Hey, did you ever ask yourself, ‘Wow, wouldn’t it be great if techno overlord Laurent Garnier teamed up with renowned French choreographer Angelin Preljocaj and added a dash of the Bolshoi theatre? Between these three powerhouses they could create an existential meditation on movement and the body and the correlation it has with the very fibre of our beings, and they could throw in a bit of time travel while ruminating on the primordial and the post-apocalyptic relationship we have with… everything?’ Even if you’ve never asked yourself that question, this show is handily going to answer it for you. A typically throbbing soundtrack from Garnier competes with classical overtures in a visceral and evocative dance production that swings from both hope to despair, to meditative and brooding.

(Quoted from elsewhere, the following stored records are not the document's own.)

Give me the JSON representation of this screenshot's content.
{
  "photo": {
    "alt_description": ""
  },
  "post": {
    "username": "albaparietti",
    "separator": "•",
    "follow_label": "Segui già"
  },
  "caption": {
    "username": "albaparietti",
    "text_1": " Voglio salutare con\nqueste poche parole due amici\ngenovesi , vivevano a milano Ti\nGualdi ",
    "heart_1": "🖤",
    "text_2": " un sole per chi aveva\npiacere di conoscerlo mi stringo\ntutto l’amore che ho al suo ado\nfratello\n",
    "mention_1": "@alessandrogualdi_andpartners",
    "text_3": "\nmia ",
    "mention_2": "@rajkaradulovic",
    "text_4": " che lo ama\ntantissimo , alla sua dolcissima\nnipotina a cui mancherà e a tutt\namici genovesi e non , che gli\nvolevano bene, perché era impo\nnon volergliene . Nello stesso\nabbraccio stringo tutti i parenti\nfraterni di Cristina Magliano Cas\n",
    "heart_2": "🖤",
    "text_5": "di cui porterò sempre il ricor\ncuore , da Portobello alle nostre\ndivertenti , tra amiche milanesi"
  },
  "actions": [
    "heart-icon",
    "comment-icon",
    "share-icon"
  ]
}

Ballet Preljocaj: And the one thousand years of peace, Edinburgh Playhouse, 473 2000, August 17-19, 7.30pm, £10-£30.
There’s something about neon. It has a seedy, spacey allure – the bright burgeoning hopes of the future mixed with the low-rent long nights of the soul. Hora grabs that mnemonic sense of attraction we have to neon, like moths to a flame, and has its dancers perform in front of a giant green neon background. The show’s sci-fi soundtrack by electronic pioneer Isao Tomita (his work experimented widely with Moog synths during the 70s) and contemporary composition bigwig/ sound artist Ryoji Ikeda carries that shock of the new – the lonely future of endless possibilities. It’s the meticulousness, that unnerving exactitude of Hal from 2001: A Space Odyssey that echoes throughout this cosmic production. The future is bright, it’s neon green.
Hora, Edinburgh Playhouse, 473 2000, 13 Aug–Sept 1, 7.30pm, £10-£30

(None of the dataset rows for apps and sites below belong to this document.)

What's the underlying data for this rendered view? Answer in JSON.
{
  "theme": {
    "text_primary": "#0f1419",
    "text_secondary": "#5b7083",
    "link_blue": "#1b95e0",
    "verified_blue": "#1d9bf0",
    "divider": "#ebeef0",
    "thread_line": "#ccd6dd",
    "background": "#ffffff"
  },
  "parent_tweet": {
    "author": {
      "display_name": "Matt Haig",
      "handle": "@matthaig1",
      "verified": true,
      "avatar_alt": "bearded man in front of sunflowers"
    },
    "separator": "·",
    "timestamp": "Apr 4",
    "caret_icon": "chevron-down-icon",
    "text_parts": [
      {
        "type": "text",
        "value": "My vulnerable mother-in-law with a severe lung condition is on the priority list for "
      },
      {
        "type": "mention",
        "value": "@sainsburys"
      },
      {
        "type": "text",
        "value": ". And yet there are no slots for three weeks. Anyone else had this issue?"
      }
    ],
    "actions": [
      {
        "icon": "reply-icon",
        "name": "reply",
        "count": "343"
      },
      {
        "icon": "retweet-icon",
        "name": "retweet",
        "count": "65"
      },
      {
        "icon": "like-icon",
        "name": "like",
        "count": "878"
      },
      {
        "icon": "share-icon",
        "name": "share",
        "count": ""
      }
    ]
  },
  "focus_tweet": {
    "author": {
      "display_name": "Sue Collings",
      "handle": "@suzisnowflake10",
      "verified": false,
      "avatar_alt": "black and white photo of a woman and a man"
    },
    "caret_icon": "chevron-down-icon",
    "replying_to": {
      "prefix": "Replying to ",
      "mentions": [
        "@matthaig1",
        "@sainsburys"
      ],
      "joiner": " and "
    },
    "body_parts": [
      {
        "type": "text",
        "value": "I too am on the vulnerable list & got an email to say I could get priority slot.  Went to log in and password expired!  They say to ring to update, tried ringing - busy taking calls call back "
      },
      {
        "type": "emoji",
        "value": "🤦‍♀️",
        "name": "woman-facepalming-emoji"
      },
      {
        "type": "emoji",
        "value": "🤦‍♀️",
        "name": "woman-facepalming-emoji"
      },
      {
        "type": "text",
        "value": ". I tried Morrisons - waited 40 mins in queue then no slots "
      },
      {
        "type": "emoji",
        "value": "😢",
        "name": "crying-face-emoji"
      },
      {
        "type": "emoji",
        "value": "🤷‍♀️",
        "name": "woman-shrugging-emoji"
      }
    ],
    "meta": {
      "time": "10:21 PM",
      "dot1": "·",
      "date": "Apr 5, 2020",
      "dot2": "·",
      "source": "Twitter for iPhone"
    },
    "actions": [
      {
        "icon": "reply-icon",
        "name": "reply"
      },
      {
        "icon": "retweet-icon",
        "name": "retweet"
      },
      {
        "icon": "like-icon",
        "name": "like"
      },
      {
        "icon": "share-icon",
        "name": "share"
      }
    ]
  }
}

Everyone has got an opera in them, somewhere. Craig Armstrong has a few. The Midas touch that the composer has had on film, scoring everything from Baz Luhrman’s Romeo and Juliet to Ray and The Great Gatsby has helped Armstrong to carve out a niche as a very in-demand artist. But musical polymaths get restless and like to push boundaries, make unfair demands of themselves and see exactly what they can adapt their talents to. Here Armstrong ditches glossy celluloid for the simmering disquiet of Henrick Ibsen and an opera based on his play The Lady From The Sea. Ellida yearns to be free but lives a stilted if safe existence with her husband and family, until a stranger offers her a chance to change her life. Armstrong’s delicate, haunting compositions for this Scottish Opera production should chime perfectly with the elegiac realism of Ibsen.

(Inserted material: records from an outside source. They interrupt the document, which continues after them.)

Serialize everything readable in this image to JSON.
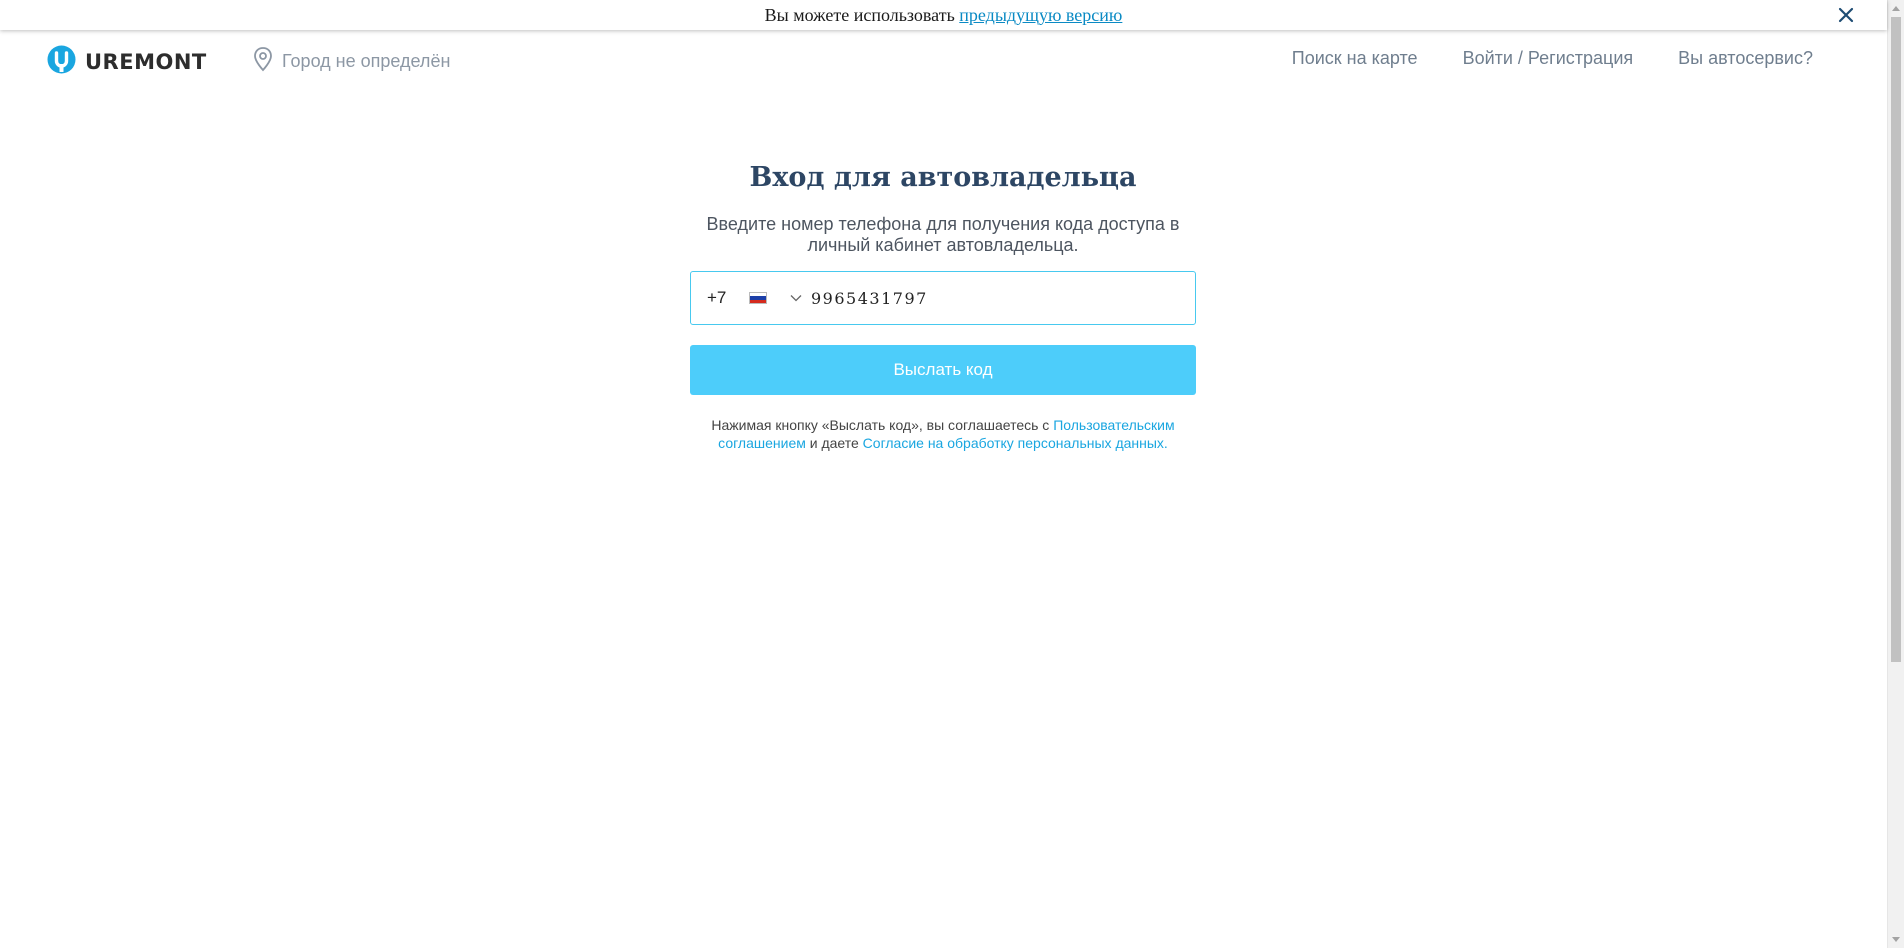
{
  "notice": {
    "text": "Вы можете использовать",
    "link": "предыдущую версию"
  },
  "header": {
    "logo_text": "UREMONT",
    "city": "Город не определён",
    "nav": {
      "map": "Поиск на карте",
      "login": "Войти / Регистрация",
      "service": "Вы автосервис?"
    }
  },
  "login": {
    "title": "Вход для автовладельца",
    "subtitle_line1": "Введите номер телефона для получения кода доступа в",
    "subtitle_line2": "личный кабинет автовладельца.",
    "country_code": "+7",
    "phone_value": "9965431797",
    "send_button": "Выслать код",
    "legal": {
      "prefix": "Нажимая кнопку «Выслать код», вы соглашаетесь с",
      "agreement_link_line1": "Пользовательским",
      "agreement_link_line2": "соглашением",
      "middle": "и даете",
      "consent_link": "Согласие на обработку персональных данных."
    }
  },
  "colors": {
    "accent": "#4dcdfa",
    "title": "#2d4664",
    "link": "#1aa6e0"
  },
  "icons": {
    "logo": "wrench-circle-icon",
    "city": "location-pin-icon",
    "close": "close-icon",
    "chevron": "chevron-down-icon",
    "flag": "russia-flag-icon"
  }
}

The Lady From The Sea, King’s Theatre, 473 2000, 29 Aug (8pm, ) & 1 Sep (9pm), £12.50–£25.
When we tell you that Polish composer Abel Korzeniowski did the score for Madonna’s royal cock-up of a movie W.E., you’ll probably have a Nelson Muntz style ‘ha ha’ echoing around your brain. But Abel had the last laugh as he dragged himself away from the smouldering cinematic wreckage with a nod for best score at the Golden Globes. So there. And if he managed to get something good out of that debacle, imagine what he can do when he’s working with Shakespeare. This searing multi-medium take on Macbeth from director Grzegorz Jarzyna features penetrating soundscapes by Korzeniowski and Jacek Grudzien. It’s Macbeth as lurid spectacle and high-concept action flick – you could call it Bardsploitation: sex, violence and a guy in a bunny suit in Shakespeare’s gloriously grubby tale of jealousy, ambition and human frailty. (See feature, previous page.)
2008: Macbeth, Lowland Hall, Royal Highland Centre, 473 2000, 11-18 Aug (not 14), 7.30pm (15 Aug 2pm), £30-£35